Time Warner CEO Jeff Bewkes’ business career is beginning to fade into the sunset, as the sale of Time Warner will have him gracefully exiting from the company. This doesn’t mean he is completely through with the corporate world, but it does mean that he is likely looking for new challenges elsewhere. Where that is we don’t know but we decided it was time that you learned a bit more about Mr. Bewkes. Here are 10 things you didn’t know about the Time Warner CEO.
1. He was directly responsible for some of HBOs most popular shows.
Anyone who has heard of HBO, the Home Box Office channel, has heard of at least one of these programs – The Sopranos, Six Feet Under, Sex and the City. These exist because of none other than Jeff Bewkes. As we will see in other facts on this list, he knows his business and knows when to take a risk. But the truth is, what is seen as a risk by many of the critics ends up being exactly what needs to be done.
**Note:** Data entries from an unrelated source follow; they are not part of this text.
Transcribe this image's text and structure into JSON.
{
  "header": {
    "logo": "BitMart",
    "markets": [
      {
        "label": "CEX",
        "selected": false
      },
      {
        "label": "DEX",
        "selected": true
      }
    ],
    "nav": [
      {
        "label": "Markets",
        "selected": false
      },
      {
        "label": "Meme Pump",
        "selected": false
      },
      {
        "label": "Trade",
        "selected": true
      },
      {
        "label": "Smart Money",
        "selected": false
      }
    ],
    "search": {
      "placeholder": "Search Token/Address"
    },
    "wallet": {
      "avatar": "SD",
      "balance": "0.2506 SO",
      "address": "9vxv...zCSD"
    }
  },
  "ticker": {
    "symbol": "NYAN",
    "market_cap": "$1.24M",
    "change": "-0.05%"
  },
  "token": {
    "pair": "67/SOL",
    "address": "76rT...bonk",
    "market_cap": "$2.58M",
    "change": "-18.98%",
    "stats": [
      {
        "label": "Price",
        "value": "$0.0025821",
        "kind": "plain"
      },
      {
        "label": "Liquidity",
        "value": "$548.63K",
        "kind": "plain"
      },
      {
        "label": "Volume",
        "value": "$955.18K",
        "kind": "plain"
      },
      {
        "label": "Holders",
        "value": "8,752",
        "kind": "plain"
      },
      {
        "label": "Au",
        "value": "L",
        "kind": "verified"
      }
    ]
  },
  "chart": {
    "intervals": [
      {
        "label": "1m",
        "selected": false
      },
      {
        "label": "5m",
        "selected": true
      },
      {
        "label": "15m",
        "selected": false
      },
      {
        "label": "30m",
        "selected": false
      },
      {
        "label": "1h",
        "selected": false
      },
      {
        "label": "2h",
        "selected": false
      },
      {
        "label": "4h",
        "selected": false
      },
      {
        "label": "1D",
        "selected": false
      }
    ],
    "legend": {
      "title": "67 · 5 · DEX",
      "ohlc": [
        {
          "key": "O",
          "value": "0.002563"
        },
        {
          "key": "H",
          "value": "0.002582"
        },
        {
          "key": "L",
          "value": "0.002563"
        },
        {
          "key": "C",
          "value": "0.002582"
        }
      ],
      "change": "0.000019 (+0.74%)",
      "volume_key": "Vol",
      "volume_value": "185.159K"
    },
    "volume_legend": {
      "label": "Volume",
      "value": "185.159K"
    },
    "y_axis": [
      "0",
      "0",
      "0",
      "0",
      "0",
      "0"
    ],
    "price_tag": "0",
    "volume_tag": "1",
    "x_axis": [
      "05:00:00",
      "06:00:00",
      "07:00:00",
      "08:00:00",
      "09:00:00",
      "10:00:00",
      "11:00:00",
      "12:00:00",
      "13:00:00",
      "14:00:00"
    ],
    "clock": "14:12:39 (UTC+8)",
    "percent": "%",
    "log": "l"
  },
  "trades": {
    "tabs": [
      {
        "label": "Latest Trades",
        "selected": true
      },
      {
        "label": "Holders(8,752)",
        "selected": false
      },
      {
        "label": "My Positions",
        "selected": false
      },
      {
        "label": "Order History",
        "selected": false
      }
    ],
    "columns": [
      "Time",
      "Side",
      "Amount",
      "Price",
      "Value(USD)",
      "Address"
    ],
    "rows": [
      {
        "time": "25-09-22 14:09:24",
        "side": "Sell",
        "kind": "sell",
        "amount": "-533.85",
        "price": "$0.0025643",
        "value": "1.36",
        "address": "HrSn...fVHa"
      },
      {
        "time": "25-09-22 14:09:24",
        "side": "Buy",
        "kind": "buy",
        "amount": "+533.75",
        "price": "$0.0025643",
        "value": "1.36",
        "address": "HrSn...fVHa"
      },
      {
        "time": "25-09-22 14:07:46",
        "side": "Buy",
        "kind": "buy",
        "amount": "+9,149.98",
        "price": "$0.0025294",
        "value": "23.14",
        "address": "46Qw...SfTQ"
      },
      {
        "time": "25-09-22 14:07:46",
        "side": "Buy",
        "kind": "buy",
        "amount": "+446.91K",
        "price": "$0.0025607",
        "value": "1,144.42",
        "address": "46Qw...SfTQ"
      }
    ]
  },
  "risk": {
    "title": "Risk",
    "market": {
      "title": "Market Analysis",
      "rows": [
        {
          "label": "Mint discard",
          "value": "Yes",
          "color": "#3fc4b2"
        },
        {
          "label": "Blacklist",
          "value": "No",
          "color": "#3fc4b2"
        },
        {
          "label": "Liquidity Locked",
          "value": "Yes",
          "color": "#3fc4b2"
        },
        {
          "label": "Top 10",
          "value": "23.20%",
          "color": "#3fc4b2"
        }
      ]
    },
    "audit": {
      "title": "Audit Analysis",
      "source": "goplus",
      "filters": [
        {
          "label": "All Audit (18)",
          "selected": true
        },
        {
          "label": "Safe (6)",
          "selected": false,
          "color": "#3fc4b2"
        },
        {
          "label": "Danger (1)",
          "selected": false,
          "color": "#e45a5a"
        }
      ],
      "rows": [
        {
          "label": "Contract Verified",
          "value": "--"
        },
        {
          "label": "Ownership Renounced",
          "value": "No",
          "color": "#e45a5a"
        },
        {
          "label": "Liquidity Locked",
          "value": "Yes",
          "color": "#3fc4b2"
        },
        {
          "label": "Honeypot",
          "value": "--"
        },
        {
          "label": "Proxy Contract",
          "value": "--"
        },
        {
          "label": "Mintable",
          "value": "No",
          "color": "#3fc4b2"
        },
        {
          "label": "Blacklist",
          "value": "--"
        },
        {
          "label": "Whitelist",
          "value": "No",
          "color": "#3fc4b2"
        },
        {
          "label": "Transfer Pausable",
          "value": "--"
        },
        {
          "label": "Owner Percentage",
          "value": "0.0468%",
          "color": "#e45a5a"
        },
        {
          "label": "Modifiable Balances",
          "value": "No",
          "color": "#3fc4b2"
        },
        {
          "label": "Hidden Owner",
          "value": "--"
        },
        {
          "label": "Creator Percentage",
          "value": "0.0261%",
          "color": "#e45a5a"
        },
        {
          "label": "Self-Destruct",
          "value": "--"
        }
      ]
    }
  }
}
2. After taking over at Time Warner, he dumped what were perceived to be essential profit makers for the company.
Instead of trying to be a company known for its diversification, he made AOL a separate business, made Time, Inc. an independent publishing company, and let Time Warner cable see if it could survive on its own. All three couldn’t make the cut, while Bewkes turned the company’s focus to a connected triad: news, sports, and entertainment.
3. His college years were not spent studying business.
At Yale University, his major was Philosophy, which he eventually earned his degree in. One friend described him as someone who spent a significant amount of time with “the lunatic fringe” and “free thinkers.” Hardly the foundation for a career as a Fortune 100 company CEO – at least that is the common business perspective.
4. He sold HBO to hotels.
After a few years with trying out banking as a career, he joined HBO when it was just a small company trying to find footing in the pay for cable industry. He would travel around the country, shilling his digital wares to hotel owners who were not quite sure what they were getting into. Today, if a hotel doesn’t have cable it is also not likely to have many customers.
5. His preference is to keep a low profile both in his personal life and as a CEO.
Maybe the reason is he has been through two divorces and chooses to keep his exes out of the media light – a harsh reality that Bewkes knows well. But it seems to be more a part of his personality, to not get caught up in the media mogul mindset, and to just go about his business without a lot of hoopla. This is definitely a rarity in the world of media, and actually quite ironic when you stop to think about it.
6. A primary focus of being CEO was to benefit shareholders.
This will be one of his legacies; that shareholders were a priority in every major decision he would make. When he turned down the offer from Fox to sell the company, media analysts and experts were saying this was a huge mistake because Bewkes would never be able to get a better offer. He stood firm and made the stockholders and himself a lot more money.
7. He recently got a 50% pay raise.
That raise brought his annual salary to $49 million. With the company’s pending sale to AT&T, Bewkes is said to be leaving the media business, so it’s sort of a final thank you for the more than 3 decades he has spent at the company. He achieved his performance goals for the year, adding to the raise with a $14.7 million performance bonus. Just these two monetary rewards totaled more than he made the previous year – $32 million.
8. His politics are not so easily figured out.
During the 2016 election, Bewkes said the threats against the freedom of the press were greater from Democrats than Trump. This is from a man who owns CNN and who has a steady history of donating to Democratic candidates. Analysts say that he is more a proponent of Big Media than he is of a particular Democratic cause or platform.
9. Bewkes was criticized in some corners for not preparing Time Warner for the future cable cutters.
Though the Federal government has given the green light for the sale, Bewkes should have taken responsibility for failing to move on from cable to mobile when the writing was on the wall years ago. This is the opinion of some analysts who say that despite his many successes in the past, Bewkes, 66, had simply fallen behind the times.
10. He has an MBA from Stanford.
After his hazy days at Yale, he decided to get down to business and get the degree that would make a difference in his future career. Though it took him a few years after graduating to find his niche, his Stanford education paid off.